In the meantime, Poland is likely to need an ally in central Europe that is not so picky when looking at the liberal democratic menu and that is willing to fully align with the West. While the new foreign affairs minister, Radoslaw Sikorski, has showed little interest in building close relations with the Czech Republic in the past, going forward, Poland should make the most of a natural ally in Prague.
This is especially the case as the “à la carte” approach could be taken to new extremes when central European countries become net payers to the EU budget, probably by 2027, accounting for the possibility of Ukraine’s accession. Then, this cherry-picking could metastasise into severe debates about whether to stay in the EU. In many ways, central European politics is not based on coherent ideas and long-term views of EU membership, but increasingly on a populist package of interests, rather than values.
A return of Donald Trump to the US presidency could bring this transactional approach to the table as part of the daily menu. The United States is seen as a guarantor of stability much more strongly in central Europe than it is further west. Under a second Trump administration, central European leaders could decide to tie themselves to the US differently, particularly if there is a strong feeling within their societies that they can get away with picking up only some features but not the whole package of liberal democratic values and principles, let alone if this approach is legitimised by the new US administration.
We are undoubtedly entering a new era of “à la carte” international relations. In this era, the introduction of qualified majority voting for EU common security and foreign policy seems necessary for the actions of the EU to fully align with its own foreign policy. But that could be a tipping point for some central European leaders.
The Hungarian government is said to be considering holding a referendum together with this year’s European elections, which would make Hungary’s continued EU membership dependent on the release of frozen EU funds, floating the still theoretical question of “Huxit”. Since 2016, this option has been firmly on the menu. Even if the UK clearly shows that this course might be hard to swallow.
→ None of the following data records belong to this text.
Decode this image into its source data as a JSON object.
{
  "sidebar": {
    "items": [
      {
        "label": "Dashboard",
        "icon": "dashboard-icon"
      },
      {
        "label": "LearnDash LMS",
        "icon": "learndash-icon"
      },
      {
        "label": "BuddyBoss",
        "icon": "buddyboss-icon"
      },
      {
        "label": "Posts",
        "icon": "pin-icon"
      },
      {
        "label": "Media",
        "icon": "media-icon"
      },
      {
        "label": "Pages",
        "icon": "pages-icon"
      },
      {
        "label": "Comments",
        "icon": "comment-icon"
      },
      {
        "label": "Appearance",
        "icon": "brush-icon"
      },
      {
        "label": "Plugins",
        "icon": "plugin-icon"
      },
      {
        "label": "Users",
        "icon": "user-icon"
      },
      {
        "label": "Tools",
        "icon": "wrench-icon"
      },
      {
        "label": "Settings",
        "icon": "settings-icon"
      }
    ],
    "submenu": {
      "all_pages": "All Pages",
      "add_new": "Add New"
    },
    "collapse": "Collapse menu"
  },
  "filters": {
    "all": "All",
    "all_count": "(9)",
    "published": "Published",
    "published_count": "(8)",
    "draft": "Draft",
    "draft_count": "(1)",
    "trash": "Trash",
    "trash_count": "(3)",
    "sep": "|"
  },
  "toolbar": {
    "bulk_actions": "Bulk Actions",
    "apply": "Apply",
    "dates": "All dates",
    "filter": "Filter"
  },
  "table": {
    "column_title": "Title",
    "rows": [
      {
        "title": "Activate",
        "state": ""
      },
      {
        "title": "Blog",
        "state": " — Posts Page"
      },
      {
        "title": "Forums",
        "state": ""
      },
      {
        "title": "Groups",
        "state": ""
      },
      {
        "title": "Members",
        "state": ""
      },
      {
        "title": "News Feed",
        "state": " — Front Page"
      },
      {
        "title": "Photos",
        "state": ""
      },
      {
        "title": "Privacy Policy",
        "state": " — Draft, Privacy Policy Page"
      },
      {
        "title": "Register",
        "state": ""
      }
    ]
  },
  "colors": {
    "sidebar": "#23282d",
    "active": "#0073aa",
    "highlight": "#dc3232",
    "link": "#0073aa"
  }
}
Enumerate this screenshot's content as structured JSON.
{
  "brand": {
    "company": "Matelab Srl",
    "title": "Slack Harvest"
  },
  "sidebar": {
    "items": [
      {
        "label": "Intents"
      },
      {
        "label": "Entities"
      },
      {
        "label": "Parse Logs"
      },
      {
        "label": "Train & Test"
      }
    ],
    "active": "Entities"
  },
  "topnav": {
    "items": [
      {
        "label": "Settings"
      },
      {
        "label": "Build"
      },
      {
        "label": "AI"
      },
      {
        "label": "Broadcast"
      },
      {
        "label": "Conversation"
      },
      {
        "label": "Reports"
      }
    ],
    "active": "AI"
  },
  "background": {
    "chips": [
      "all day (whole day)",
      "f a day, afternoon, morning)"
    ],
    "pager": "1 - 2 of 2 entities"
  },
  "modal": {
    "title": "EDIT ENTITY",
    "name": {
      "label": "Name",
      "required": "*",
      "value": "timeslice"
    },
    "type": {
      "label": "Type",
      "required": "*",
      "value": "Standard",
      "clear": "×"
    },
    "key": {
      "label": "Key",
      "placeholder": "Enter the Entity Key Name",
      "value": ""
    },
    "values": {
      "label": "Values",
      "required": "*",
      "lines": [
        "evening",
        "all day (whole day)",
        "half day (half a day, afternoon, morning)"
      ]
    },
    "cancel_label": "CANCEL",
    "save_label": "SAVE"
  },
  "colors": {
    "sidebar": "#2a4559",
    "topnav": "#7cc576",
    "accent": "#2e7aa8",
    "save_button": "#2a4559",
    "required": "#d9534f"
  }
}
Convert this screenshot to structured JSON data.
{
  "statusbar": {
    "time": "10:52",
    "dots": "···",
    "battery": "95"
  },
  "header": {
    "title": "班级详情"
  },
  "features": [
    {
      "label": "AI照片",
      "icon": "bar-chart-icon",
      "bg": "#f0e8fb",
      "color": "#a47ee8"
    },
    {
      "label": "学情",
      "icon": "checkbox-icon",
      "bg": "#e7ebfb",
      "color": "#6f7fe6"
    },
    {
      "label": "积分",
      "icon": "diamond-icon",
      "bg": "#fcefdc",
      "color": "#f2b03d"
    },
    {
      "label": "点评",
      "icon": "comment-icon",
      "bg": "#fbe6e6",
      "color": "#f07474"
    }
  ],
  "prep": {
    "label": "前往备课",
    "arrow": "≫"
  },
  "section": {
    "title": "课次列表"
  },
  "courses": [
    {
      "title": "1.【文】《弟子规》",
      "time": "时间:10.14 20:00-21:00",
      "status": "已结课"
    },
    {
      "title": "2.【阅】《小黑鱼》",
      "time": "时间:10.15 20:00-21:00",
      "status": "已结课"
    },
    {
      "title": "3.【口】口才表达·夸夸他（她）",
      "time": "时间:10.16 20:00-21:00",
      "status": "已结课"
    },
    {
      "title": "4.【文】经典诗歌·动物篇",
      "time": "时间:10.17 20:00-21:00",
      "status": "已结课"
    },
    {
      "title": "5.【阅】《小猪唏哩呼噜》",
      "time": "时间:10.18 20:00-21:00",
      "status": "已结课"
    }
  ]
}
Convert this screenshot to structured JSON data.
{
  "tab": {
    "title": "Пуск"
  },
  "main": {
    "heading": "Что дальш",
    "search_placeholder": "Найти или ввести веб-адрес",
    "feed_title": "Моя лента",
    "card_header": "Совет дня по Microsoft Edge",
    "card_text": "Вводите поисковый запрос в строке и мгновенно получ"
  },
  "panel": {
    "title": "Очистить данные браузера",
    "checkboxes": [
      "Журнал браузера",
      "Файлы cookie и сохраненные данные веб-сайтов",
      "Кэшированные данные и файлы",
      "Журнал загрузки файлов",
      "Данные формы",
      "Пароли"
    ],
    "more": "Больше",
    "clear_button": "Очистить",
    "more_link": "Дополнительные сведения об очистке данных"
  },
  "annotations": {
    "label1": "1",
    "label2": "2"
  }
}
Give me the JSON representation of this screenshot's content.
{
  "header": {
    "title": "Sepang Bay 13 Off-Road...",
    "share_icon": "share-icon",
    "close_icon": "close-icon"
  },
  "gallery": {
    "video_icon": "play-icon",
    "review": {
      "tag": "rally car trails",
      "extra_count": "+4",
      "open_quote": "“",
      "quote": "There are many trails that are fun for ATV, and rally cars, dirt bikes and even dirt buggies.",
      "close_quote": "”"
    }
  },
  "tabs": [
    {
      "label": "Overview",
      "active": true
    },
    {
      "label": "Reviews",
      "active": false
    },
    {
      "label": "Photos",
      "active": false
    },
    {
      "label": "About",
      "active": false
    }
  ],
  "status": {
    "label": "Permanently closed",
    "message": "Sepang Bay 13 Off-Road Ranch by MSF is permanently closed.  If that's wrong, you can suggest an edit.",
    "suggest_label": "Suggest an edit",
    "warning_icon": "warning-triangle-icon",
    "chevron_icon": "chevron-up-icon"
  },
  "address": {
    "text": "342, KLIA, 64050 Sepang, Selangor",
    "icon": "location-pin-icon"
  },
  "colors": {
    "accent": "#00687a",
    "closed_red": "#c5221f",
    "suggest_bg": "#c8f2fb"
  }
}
The European Council on Foreign Relations does not take collective positions. ECFR publications only represent the views of their individual authors.